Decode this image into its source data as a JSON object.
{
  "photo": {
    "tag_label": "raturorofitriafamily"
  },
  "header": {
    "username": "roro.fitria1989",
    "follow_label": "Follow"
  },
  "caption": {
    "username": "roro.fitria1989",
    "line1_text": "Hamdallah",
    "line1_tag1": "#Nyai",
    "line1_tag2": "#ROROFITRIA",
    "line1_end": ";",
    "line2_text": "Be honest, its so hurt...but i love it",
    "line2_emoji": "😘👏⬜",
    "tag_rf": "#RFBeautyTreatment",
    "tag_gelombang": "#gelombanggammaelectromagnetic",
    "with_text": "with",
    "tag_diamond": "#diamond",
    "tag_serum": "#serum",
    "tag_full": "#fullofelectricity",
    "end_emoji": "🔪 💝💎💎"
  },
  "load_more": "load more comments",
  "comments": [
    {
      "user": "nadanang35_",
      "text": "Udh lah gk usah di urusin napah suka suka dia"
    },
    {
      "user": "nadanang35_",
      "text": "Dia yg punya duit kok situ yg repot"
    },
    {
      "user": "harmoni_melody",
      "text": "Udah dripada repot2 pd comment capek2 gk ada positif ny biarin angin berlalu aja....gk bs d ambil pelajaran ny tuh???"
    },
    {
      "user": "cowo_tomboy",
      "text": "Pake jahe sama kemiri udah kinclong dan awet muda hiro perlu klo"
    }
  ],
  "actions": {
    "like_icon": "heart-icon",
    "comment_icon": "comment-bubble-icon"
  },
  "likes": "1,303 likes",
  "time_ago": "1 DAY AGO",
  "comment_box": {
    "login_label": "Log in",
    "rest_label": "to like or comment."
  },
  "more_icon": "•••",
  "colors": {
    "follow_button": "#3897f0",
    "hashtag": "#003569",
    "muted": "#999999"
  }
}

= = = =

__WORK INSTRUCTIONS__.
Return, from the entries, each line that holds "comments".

__EXERCISE OUTPUT__.
  "load_more": "load more comments",
  "comments": [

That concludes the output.